What you are asked to do >>
The answer is the data below, repeated exactly, with no pictures included.

Records provided >>
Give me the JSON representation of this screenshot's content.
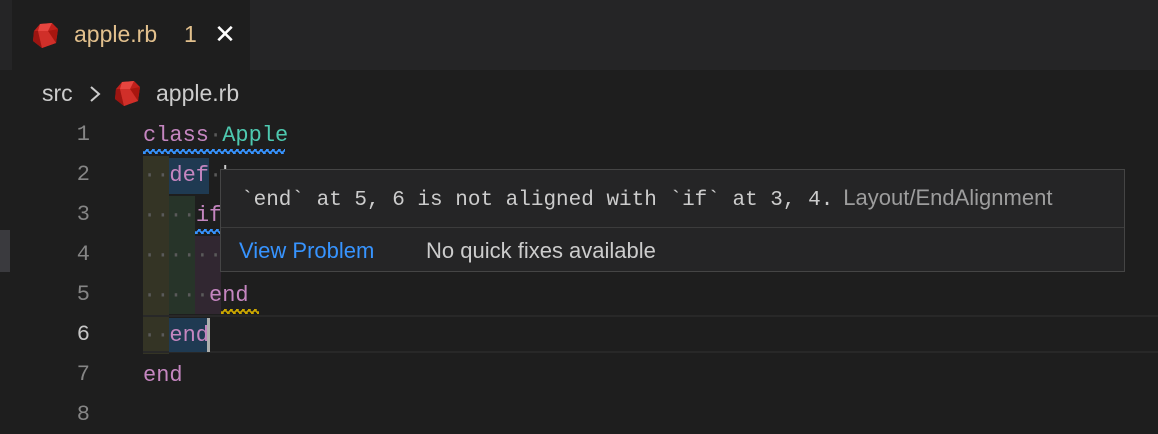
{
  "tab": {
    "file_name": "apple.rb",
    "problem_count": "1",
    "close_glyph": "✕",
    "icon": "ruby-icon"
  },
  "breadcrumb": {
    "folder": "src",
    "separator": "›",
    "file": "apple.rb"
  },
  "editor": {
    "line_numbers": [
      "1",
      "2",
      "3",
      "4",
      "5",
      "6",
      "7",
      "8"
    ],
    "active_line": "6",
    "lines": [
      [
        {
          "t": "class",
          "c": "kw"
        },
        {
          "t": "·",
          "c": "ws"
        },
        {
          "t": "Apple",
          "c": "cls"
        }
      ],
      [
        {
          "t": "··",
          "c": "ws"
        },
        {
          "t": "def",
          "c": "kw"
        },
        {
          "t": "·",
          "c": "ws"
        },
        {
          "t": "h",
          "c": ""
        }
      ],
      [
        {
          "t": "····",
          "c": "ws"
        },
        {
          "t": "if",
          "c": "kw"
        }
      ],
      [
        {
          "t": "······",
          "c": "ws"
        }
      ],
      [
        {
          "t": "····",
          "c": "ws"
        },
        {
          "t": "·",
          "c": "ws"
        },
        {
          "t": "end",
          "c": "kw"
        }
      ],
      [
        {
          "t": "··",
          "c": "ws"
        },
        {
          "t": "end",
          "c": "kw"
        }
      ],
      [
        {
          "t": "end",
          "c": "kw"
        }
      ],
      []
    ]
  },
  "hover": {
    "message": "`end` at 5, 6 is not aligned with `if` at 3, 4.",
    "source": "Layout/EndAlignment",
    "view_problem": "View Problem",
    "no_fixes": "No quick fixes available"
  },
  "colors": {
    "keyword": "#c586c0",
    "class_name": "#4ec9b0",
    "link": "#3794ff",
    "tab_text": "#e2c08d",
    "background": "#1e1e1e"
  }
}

Solution to this task >>
Give me the JSON representation of this screenshot's content.
{
  "tab": {
    "file_name": "apple.rb",
    "problem_count": "1",
    "close_glyph": "✕",
    "icon": "ruby-icon"
  },
  "breadcrumb": {
    "folder": "src",
    "separator": "›",
    "file": "apple.rb"
  },
  "editor": {
    "line_numbers": [
      "1",
      "2",
      "3",
      "4",
      "5",
      "6",
      "7",
      "8"
    ],
    "active_line": "6",
    "lines": [
      [
        {
          "t": "class",
          "c": "kw"
        },
        {
          "t": "·",
          "c": "ws"
        },
        {
          "t": "Apple",
          "c": "cls"
        }
      ],
      [
        {
          "t": "··",
          "c": "ws"
        },
        {
          "t": "def",
          "c": "kw"
        },
        {
          "t": "·",
          "c": "ws"
        },
        {
          "t": "h",
          "c": ""
        }
      ],
      [
        {
          "t": "····",
          "c": "ws"
        },
        {
          "t": "if",
          "c": "kw"
        }
      ],
      [
        {
          "t": "······",
          "c": "ws"
        }
      ],
      [
        {
          "t": "····",
          "c": "ws"
        },
        {
          "t": "·",
          "c": "ws"
        },
        {
          "t": "end",
          "c": "kw"
        }
      ],
      [
        {
          "t": "··",
          "c": "ws"
        },
        {
          "t": "end",
          "c": "kw"
        }
      ],
      [
        {
          "t": "end",
          "c": "kw"
        }
      ],
      []
    ]
  },
  "hover": {
    "message": "`end` at 5, 6 is not aligned with `if` at 3, 4.",
    "source": "Layout/EndAlignment",
    "view_problem": "View Problem",
    "no_fixes": "No quick fixes available"
  },
  "colors": {
    "keyword": "#c586c0",
    "class_name": "#4ec9b0",
    "link": "#3794ff",
    "tab_text": "#e2c08d",
    "background": "#1e1e1e"
  }
}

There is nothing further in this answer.